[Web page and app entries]
_ _ _

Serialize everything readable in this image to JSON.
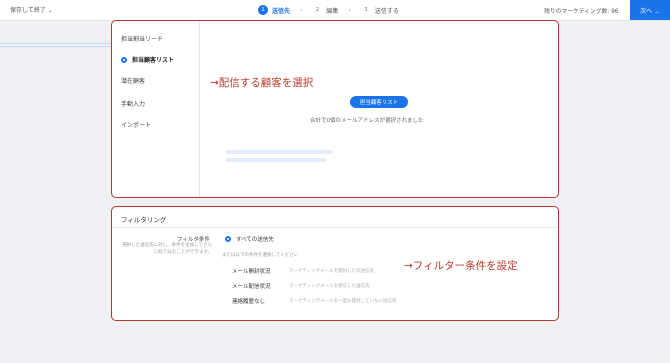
{
  "topbar": {
    "save_exit": "保存して終了 ⌄",
    "steps": [
      {
        "num": "1",
        "label": "送信先"
      },
      {
        "num": "2",
        "label": "編集"
      },
      {
        "num": "3",
        "label": "送信する"
      }
    ],
    "remaining": "残りのマーケティング数: 96",
    "next_label": "次へ →"
  },
  "recipients": {
    "options": [
      "担当割当リード",
      "担当顧客リスト",
      "潜在顧客",
      "手動入力",
      "インポート"
    ],
    "annotation": "→配信する顧客を選択",
    "button_label": "担当顧客リスト",
    "summary": "合計で0個のメールアドレスが選択されました"
  },
  "filtering": {
    "title": "フィルタリング",
    "condition_label": "フィルタ条件",
    "condition_desc": "選択した送信先に対し、条件を追加してさらに絞り込むことができます。",
    "all_recipients": "すべての送信先",
    "hint": "または以下の条件を選択してください",
    "rows": [
      {
        "label": "メール開封状況",
        "desc": "マーケティングメールを開封したの送信先"
      },
      {
        "label": "メール配信状況",
        "desc": "マーケティングメールを受信した送信先"
      },
      {
        "label": "連絡履歴なし",
        "desc": "マーケティングメールを一度も開封していない送信先"
      }
    ],
    "annotation": "→フィルター条件を設定"
  },
  "colors": {
    "accent": "#1a73e8",
    "annotation": "#c0392b",
    "frame": "#b33a2a"
  }
}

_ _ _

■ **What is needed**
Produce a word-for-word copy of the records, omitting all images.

■ **Written response**
Serialize everything readable in this image to JSON.
{
  "topbar": {
    "save_exit": "保存して終了 ⌄",
    "steps": [
      {
        "num": "1",
        "label": "送信先"
      },
      {
        "num": "2",
        "label": "編集"
      },
      {
        "num": "3",
        "label": "送信する"
      }
    ],
    "remaining": "残りのマーケティング数: 96",
    "next_label": "次へ →"
  },
  "recipients": {
    "options": [
      "担当割当リード",
      "担当顧客リスト",
      "潜在顧客",
      "手動入力",
      "インポート"
    ],
    "annotation": "→配信する顧客を選択",
    "button_label": "担当顧客リスト",
    "summary": "合計で0個のメールアドレスが選択されました"
  },
  "filtering": {
    "title": "フィルタリング",
    "condition_label": "フィルタ条件",
    "condition_desc": "選択した送信先に対し、条件を追加してさらに絞り込むことができます。",
    "all_recipients": "すべての送信先",
    "hint": "または以下の条件を選択してください",
    "rows": [
      {
        "label": "メール開封状況",
        "desc": "マーケティングメールを開封したの送信先"
      },
      {
        "label": "メール配信状況",
        "desc": "マーケティングメールを受信した送信先"
      },
      {
        "label": "連絡履歴なし",
        "desc": "マーケティングメールを一度も開封していない送信先"
      }
    ],
    "annotation": "→フィルター条件を設定"
  },
  "colors": {
    "accent": "#1a73e8",
    "annotation": "#c0392b",
    "frame": "#b33a2a"
  }
}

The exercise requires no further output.